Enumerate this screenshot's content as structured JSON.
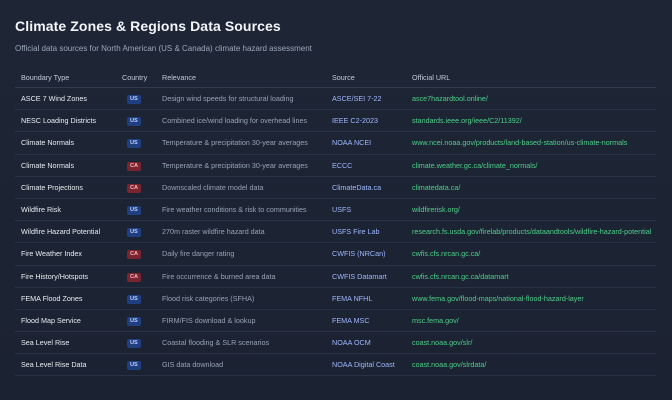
{
  "header": {
    "title": "Climate Zones & Regions Data Sources",
    "subtitle": "Official data sources for North American (US & Canada) climate hazard assessment"
  },
  "table": {
    "columns": [
      "Boundary Type",
      "Country",
      "Relevance",
      "Source",
      "Official URL"
    ],
    "rows": [
      {
        "type": "ASCE 7 Wind Zones",
        "country": "US",
        "relevance": "Design wind speeds for structural loading",
        "source": "ASCE/SEI 7-22",
        "url": "asce7hazardtool.online/"
      },
      {
        "type": "NESC Loading Districts",
        "country": "US",
        "relevance": "Combined ice/wind loading for overhead lines",
        "source": "IEEE C2-2023",
        "url": "standards.ieee.org/ieee/C2/11392/"
      },
      {
        "type": "Climate Normals",
        "country": "US",
        "relevance": "Temperature & precipitation 30-year averages",
        "source": "NOAA NCEI",
        "url": "www.ncei.noaa.gov/products/land-based-station/us-climate-normals"
      },
      {
        "type": "Climate Normals",
        "country": "CA",
        "relevance": "Temperature & precipitation 30-year averages",
        "source": "ECCC",
        "url": "climate.weather.gc.ca/climate_normals/"
      },
      {
        "type": "Climate Projections",
        "country": "CA",
        "relevance": "Downscaled climate model data",
        "source": "ClimateData.ca",
        "url": "climatedata.ca/"
      },
      {
        "type": "Wildfire Risk",
        "country": "US",
        "relevance": "Fire weather conditions & risk to communities",
        "source": "USFS",
        "url": "wildfirerisk.org/"
      },
      {
        "type": "Wildfire Hazard Potential",
        "country": "US",
        "relevance": "270m raster wildfire hazard data",
        "source": "USFS Fire Lab",
        "url": "research.fs.usda.gov/firelab/products/dataandtools/wildfire-hazard-potential"
      },
      {
        "type": "Fire Weather Index",
        "country": "CA",
        "relevance": "Daily fire danger rating",
        "source": "CWFIS (NRCan)",
        "url": "cwfis.cfs.nrcan.gc.ca/"
      },
      {
        "type": "Fire History/Hotspots",
        "country": "CA",
        "relevance": "Fire occurrence & burned area data",
        "source": "CWFIS Datamart",
        "url": "cwfis.cfs.nrcan.gc.ca/datamart"
      },
      {
        "type": "FEMA Flood Zones",
        "country": "US",
        "relevance": "Flood risk categories (SFHA)",
        "source": "FEMA NFHL",
        "url": "www.fema.gov/flood-maps/national-flood-hazard-layer"
      },
      {
        "type": "Flood Map Service",
        "country": "US",
        "relevance": "FIRM/FIS download & lookup",
        "source": "FEMA MSC",
        "url": "msc.fema.gov/"
      },
      {
        "type": "Sea Level Rise",
        "country": "US",
        "relevance": "Coastal flooding & SLR scenarios",
        "source": "NOAA OCM",
        "url": "coast.noaa.gov/slr/"
      },
      {
        "type": "Sea Level Rise Data",
        "country": "US",
        "relevance": "GIS data download",
        "source": "NOAA Digital Coast",
        "url": "coast.noaa.gov/slrdata/"
      }
    ]
  },
  "colors": {
    "background": "#1a2130",
    "source_link": "#9fb7ff",
    "url_link": "#4fd08a",
    "badge_us": "#1f3f80",
    "badge_ca": "#7a2430"
  }
}
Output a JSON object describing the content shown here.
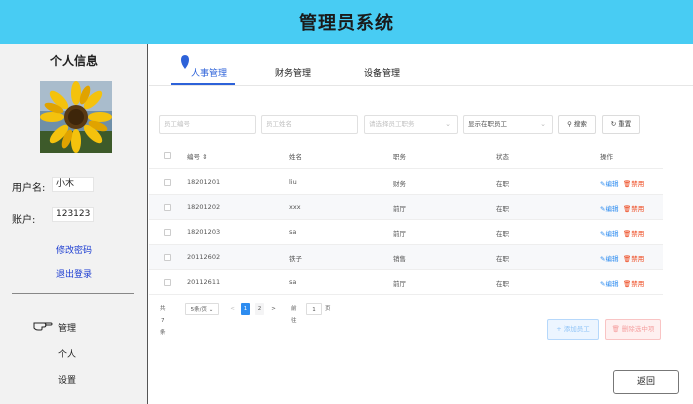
{
  "header": {
    "title": "管理员系统"
  },
  "sidebar": {
    "title": "个人信息",
    "username_label": "用户名:",
    "username_value": "小木",
    "account_label": "账户:",
    "account_value": "123123",
    "change_password": "修改密码",
    "logout": "退出登录",
    "menu": {
      "manage": "管理",
      "personal": "个人",
      "settings": "设置"
    }
  },
  "tabs": [
    "人事管理",
    "财务管理",
    "设备管理"
  ],
  "filters": {
    "emp_no_placeholder": "员工编号",
    "emp_name_placeholder": "员工姓名",
    "position_placeholder": "请选择员工职务",
    "status_value": "显示在职员工",
    "search_label": "搜索",
    "reset_label": "重置"
  },
  "table": {
    "headers": [
      "编号 ⇕",
      "姓名",
      "职务",
      "状态",
      "操作"
    ],
    "rows": [
      [
        "18201201",
        "liu",
        "财务",
        "在职"
      ],
      [
        "18201202",
        "xxx",
        "前厅",
        "在职"
      ],
      [
        "18201203",
        "sa",
        "前厅",
        "在职"
      ],
      [
        "20112602",
        "铁子",
        "销售",
        "在职"
      ],
      [
        "20112611",
        "sa",
        "前厅",
        "在职"
      ]
    ],
    "edit_label": "编辑",
    "ban_label": "禁用"
  },
  "pager": {
    "total": "共7条",
    "page_size": "5条/页",
    "prev": "<",
    "pages": [
      "1",
      "2"
    ],
    "next": ">",
    "goto_label": "前往",
    "goto_value": "1",
    "page_unit": "页"
  },
  "actions": {
    "add": "+ 添加员工",
    "delete_selected": "删除选中项",
    "back": "返回"
  },
  "colors": {
    "header": "#48ccf3",
    "accent": "#2d8cf0",
    "danger": "#ed4014"
  }
}
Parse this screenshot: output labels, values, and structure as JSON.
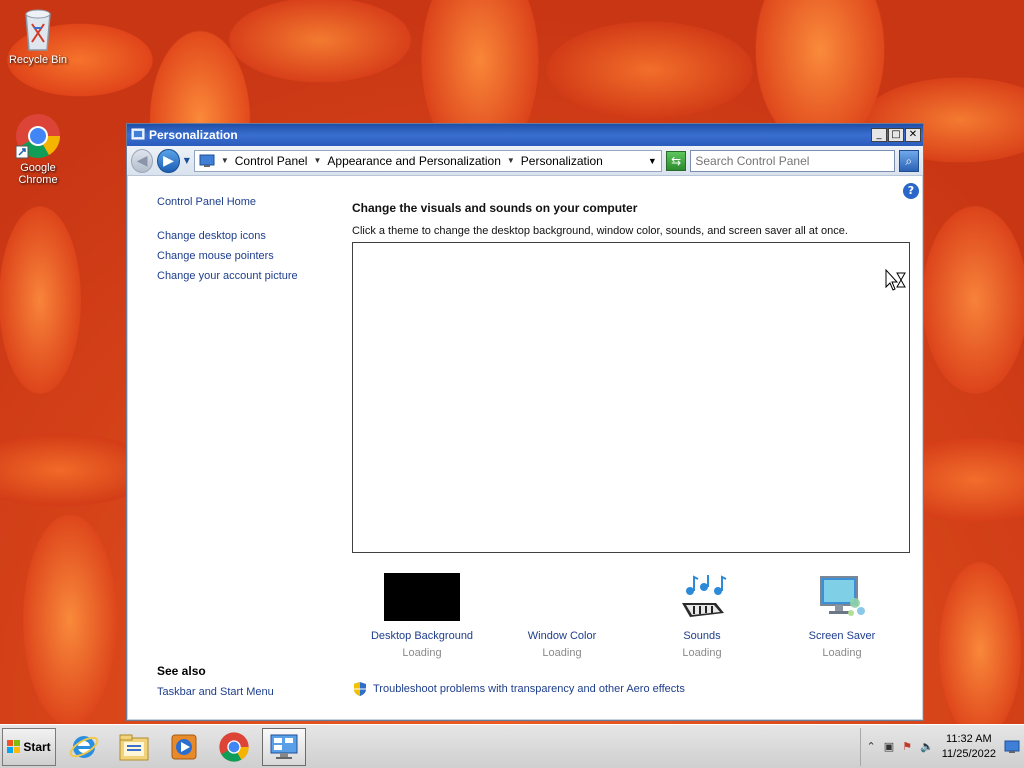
{
  "desktop": {
    "icons": [
      {
        "label": "Recycle Bin",
        "icon": "recycle-bin-icon"
      },
      {
        "label": "Google Chrome",
        "icon": "chrome-icon"
      }
    ]
  },
  "window": {
    "title": "Personalization",
    "controls": {
      "minimize": "_",
      "maximize": "□",
      "close": "✕"
    },
    "breadcrumb": [
      "Control Panel",
      "Appearance and Personalization",
      "Personalization"
    ],
    "search_placeholder": "Search Control Panel",
    "left_nav": {
      "home": "Control Panel Home",
      "tasks": [
        "Change desktop icons",
        "Change mouse pointers",
        "Change your account picture"
      ]
    },
    "see_also": {
      "heading": "See also",
      "links": [
        "Taskbar and Start Menu"
      ]
    },
    "main": {
      "heading": "Change the visuals and sounds on your computer",
      "subheading": "Click a theme to change the desktop background, window color, sounds, and screen saver all at once.",
      "tiles": [
        {
          "label": "Desktop Background",
          "status": "Loading"
        },
        {
          "label": "Window Color",
          "status": "Loading"
        },
        {
          "label": "Sounds",
          "status": "Loading"
        },
        {
          "label": "Screen Saver",
          "status": "Loading"
        }
      ],
      "aero_link": "Troubleshoot problems with transparency and other Aero effects"
    }
  },
  "taskbar": {
    "start_label": "Start",
    "apps": [
      "internet-explorer-icon",
      "windows-explorer-icon",
      "media-player-icon",
      "chrome-icon",
      "control-panel-icon"
    ],
    "clock": {
      "time": "11:32 AM",
      "date": "11/25/2022"
    }
  },
  "colors": {
    "link": "#1e3e8c",
    "titlebar": "#2a5bbd",
    "wallpaper": "#e8421a"
  }
}
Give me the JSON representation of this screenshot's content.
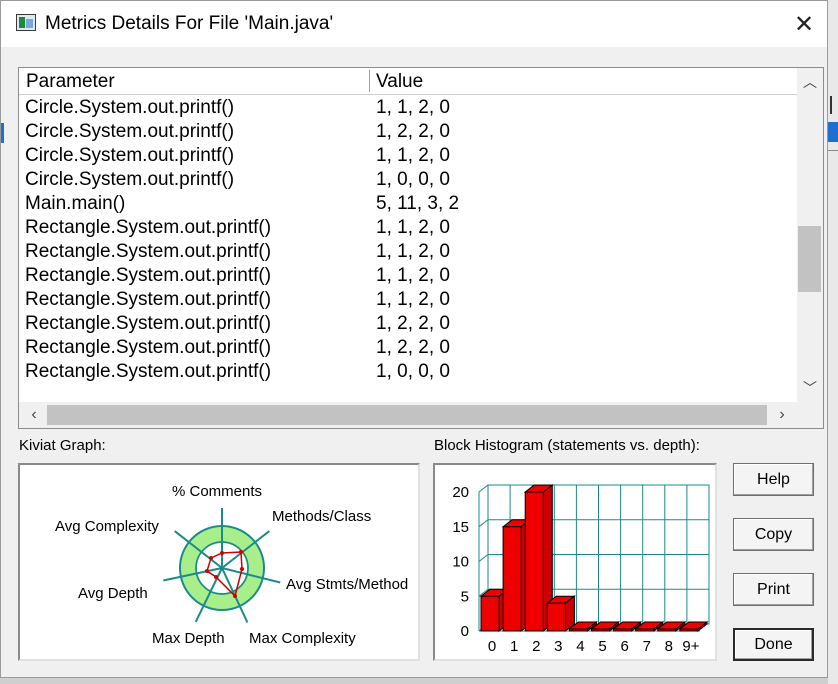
{
  "window": {
    "title": "Metrics Details For File 'Main.java'"
  },
  "table": {
    "headers": {
      "parameter": "Parameter",
      "value": "Value"
    },
    "rows": [
      {
        "parameter": "Circle.System.out.printf()",
        "value": "1, 1, 2, 0"
      },
      {
        "parameter": "Circle.System.out.printf()",
        "value": "1, 2, 2, 0"
      },
      {
        "parameter": "Circle.System.out.printf()",
        "value": "1, 1, 2, 0"
      },
      {
        "parameter": "Circle.System.out.printf()",
        "value": "1, 0, 0, 0"
      },
      {
        "parameter": "Main.main()",
        "value": "5, 11, 3, 2"
      },
      {
        "parameter": "Rectangle.System.out.printf()",
        "value": "1, 1, 2, 0"
      },
      {
        "parameter": "Rectangle.System.out.printf()",
        "value": "1, 1, 2, 0"
      },
      {
        "parameter": "Rectangle.System.out.printf()",
        "value": "1, 1, 2, 0"
      },
      {
        "parameter": "Rectangle.System.out.printf()",
        "value": "1, 1, 2, 0"
      },
      {
        "parameter": "Rectangle.System.out.printf()",
        "value": "1, 2, 2, 0"
      },
      {
        "parameter": "Rectangle.System.out.printf()",
        "value": "1, 2, 2, 0"
      },
      {
        "parameter": "Rectangle.System.out.printf()",
        "value": "1, 0, 0, 0"
      }
    ]
  },
  "kiviat": {
    "label": "Kiviat Graph:",
    "axes": [
      "% Comments",
      "Methods/Class",
      "Avg Stmts/Method",
      "Max Complexity",
      "Max Depth",
      "Avg Depth",
      "Avg Complexity"
    ],
    "colors": {
      "ring": "#a8ee8a",
      "line": "#cc0000",
      "axis": "#1b8a8a"
    }
  },
  "histogram": {
    "label": "Block Histogram (statements vs. depth):",
    "categories": [
      "0",
      "1",
      "2",
      "3",
      "4",
      "5",
      "6",
      "7",
      "8",
      "9+"
    ],
    "yticks": [
      "0",
      "5",
      "10",
      "15",
      "20"
    ],
    "colors": {
      "bar": "#ee0000",
      "grid": "#1b8a8a"
    }
  },
  "chart_data": {
    "type": "bar",
    "categories": [
      "0",
      "1",
      "2",
      "3",
      "4",
      "5",
      "6",
      "7",
      "8",
      "9+"
    ],
    "values": [
      5,
      15,
      20,
      4,
      0,
      0,
      0,
      0,
      0,
      0
    ],
    "title": "Block Histogram (statements vs. depth):",
    "ylim": [
      0,
      20
    ],
    "grid": true
  },
  "buttons": {
    "help": "Help",
    "copy": "Copy",
    "print": "Print",
    "done": "Done"
  }
}
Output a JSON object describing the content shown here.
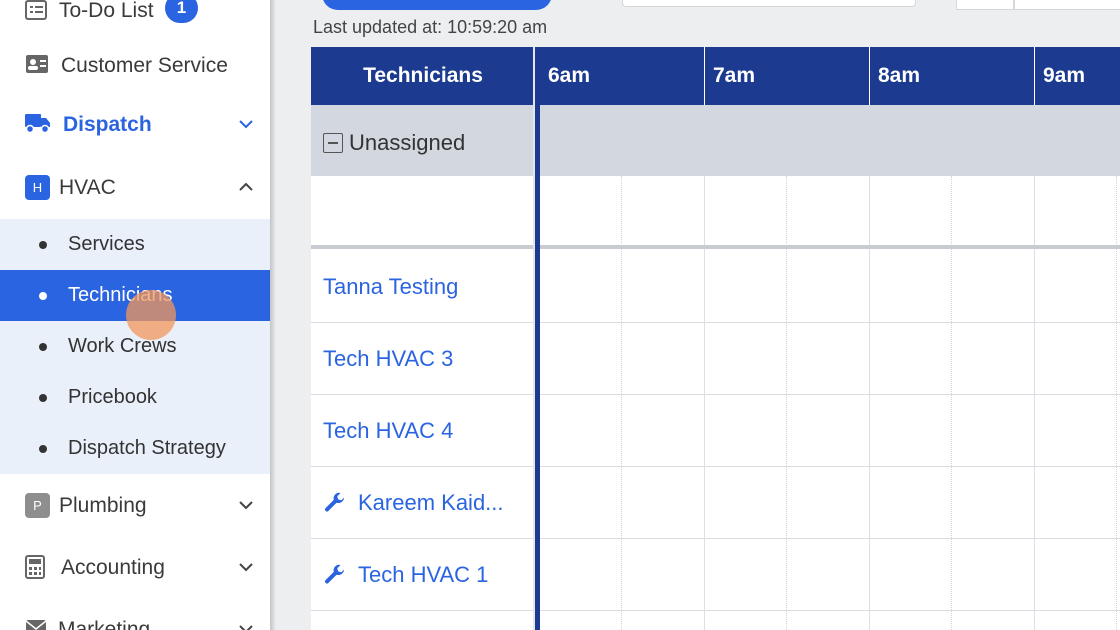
{
  "sidebar": {
    "todo": {
      "label": "To-Do List",
      "badge": "1"
    },
    "customer_service": {
      "label": "Customer Service"
    },
    "dispatch": {
      "label": "Dispatch"
    },
    "hvac": {
      "label": "HVAC",
      "letter": "H",
      "items": [
        {
          "label": "Services"
        },
        {
          "label": "Technicians"
        },
        {
          "label": "Work Crews"
        },
        {
          "label": "Pricebook"
        },
        {
          "label": "Dispatch Strategy"
        }
      ]
    },
    "plumbing": {
      "label": "Plumbing",
      "letter": "P"
    },
    "accounting": {
      "label": "Accounting"
    },
    "marketing": {
      "label": "Marketing"
    }
  },
  "header": {
    "last_updated": "Last updated at: 10:59:20 am"
  },
  "schedule": {
    "tech_header": "Technicians",
    "hours": [
      "6am",
      "7am",
      "8am",
      "9am"
    ],
    "unassigned_label": "Unassigned",
    "technicians": [
      {
        "name": "Tanna Testing",
        "icon": ""
      },
      {
        "name": "Tech HVAC 3",
        "icon": ""
      },
      {
        "name": "Tech HVAC 4",
        "icon": ""
      },
      {
        "name": "Kareem Kaid...",
        "icon": "wrench-icon"
      },
      {
        "name": "Tech HVAC 1",
        "icon": "wrench-icon"
      }
    ]
  },
  "colors": {
    "accent": "#2b64e0",
    "header_bg": "#1c3a8f",
    "submenu_bg": "#e9f0fa",
    "unassigned_bg": "#d3d7e0"
  }
}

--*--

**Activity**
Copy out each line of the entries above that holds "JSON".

**Task response**
Enumerate this screenshot's content as structured JSON.
Output a JSON object describing the content shown here.
Parse this screenshot: output labels, values, and structure as JSON.
Give me the JSON representation of this screenshot's content.
Output a JSON object describing the content shown here.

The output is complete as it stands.